Consistent with previously reported top-line trial results, newly published details show that subcutaneous ND0612 extended the average daily on time, periods when symptoms are adequately controlled, by 2.2 hours compared with 0.48 hours with oral levodopa/carbidopa. This difference represented a statistically significant increase of 1.72 hours with ND0612, meeting the trial’s primary goal.

In secondary study goals, ND0612 significantly reduced daily off time by an additional 1.4 hours compared with oral levodopa/carbidopa. ND0612 also significantly outperformed the oral therapy by lessening motor symptoms that cause problems in daily life, as assessed by part two of the MDS-Unified Parkinson’s Disease Rating Scale (UPDRS).

Overall health status, rated by patients via the Patient Global Impression of Change (PGIC) or by their clinicians using the Clinical Global Impression of Improvement (CGI-I), also significantly improved with ND0612 over oral levodopa/carbidopa.

ND0612’s safety profile was similar to the well-established safety profile of oral levodopa/carbidopa. The most frequently reported treatment-emergent side effects were infusion site reactions, seen in similar proportions in the ND0612 and oral levodopa/carbidopa groups (57% vs. 43%).

A comparable number of patients treated with ND0612 or oral levodopa/carbidopa also discontinued the trial for any reason (6% vs. 6%) and due to side effects (5% vs. 3%).

Long-term extension trial monitoring safety of continuous treatment

Serious adverse events occurred in four patients given ND0612 that were related to the treatment: two cases of infusion site infection, one infusion site abscess and ulcer, and one case of tingling or pricking (“pins and needles”) caused by sensory nerve damage. One death was reported in an ND0612-treated patient, caused by a fall leading to traumatic brain injury and considered to be unrelated to treatment.

Participants who completed BouNDless had the option to enter the BeyoND (NCT02726386) trial, an ongoing long-term safety study, with some patients in their eighth year of follow-up. Data to date show that ND0612 is generally well-tolerated across more than four years of treatment. This study is due to finish in early 2027.

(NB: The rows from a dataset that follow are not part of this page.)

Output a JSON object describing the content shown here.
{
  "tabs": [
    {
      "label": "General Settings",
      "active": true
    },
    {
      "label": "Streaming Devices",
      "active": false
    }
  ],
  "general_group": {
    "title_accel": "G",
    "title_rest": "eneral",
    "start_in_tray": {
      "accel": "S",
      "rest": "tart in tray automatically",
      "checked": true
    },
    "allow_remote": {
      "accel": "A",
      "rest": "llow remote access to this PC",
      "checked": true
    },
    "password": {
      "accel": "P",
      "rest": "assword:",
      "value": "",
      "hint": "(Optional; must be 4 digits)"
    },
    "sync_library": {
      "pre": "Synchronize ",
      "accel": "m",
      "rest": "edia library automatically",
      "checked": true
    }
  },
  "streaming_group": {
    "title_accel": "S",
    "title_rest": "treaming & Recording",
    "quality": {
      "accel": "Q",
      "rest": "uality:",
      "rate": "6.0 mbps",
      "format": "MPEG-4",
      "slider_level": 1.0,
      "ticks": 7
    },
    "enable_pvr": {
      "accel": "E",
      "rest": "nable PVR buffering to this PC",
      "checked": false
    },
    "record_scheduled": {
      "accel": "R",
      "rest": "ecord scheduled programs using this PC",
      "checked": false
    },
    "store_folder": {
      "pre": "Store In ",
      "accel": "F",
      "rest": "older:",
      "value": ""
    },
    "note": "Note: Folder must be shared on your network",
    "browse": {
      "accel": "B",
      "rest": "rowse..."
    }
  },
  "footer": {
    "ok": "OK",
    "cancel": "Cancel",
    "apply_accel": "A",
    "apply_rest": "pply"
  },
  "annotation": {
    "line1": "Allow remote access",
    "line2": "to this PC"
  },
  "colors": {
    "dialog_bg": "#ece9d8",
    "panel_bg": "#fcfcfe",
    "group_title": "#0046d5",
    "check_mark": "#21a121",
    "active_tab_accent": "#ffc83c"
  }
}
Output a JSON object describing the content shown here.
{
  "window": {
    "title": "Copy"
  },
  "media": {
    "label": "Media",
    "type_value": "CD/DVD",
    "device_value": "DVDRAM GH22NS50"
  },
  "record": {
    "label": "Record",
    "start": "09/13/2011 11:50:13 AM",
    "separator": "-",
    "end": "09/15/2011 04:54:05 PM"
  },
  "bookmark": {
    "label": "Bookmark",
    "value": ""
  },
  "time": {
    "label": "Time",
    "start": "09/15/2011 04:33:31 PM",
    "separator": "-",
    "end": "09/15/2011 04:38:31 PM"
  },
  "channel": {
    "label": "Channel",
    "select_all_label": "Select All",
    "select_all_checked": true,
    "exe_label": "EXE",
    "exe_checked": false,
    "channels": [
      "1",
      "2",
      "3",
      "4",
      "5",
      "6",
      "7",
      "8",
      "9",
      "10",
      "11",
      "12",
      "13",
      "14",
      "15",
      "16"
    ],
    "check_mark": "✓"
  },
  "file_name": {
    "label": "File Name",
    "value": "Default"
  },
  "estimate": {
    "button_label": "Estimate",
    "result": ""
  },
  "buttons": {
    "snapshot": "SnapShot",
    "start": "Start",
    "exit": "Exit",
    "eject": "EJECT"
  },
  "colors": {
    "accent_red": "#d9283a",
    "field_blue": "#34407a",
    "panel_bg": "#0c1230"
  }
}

“We are encouraged by these positive data, which we believe support ND0612, if approved, as a potential treatment option for people with Parkinson’s disease experiencing motor fluctuations who have thus far had limited options,” Espay said.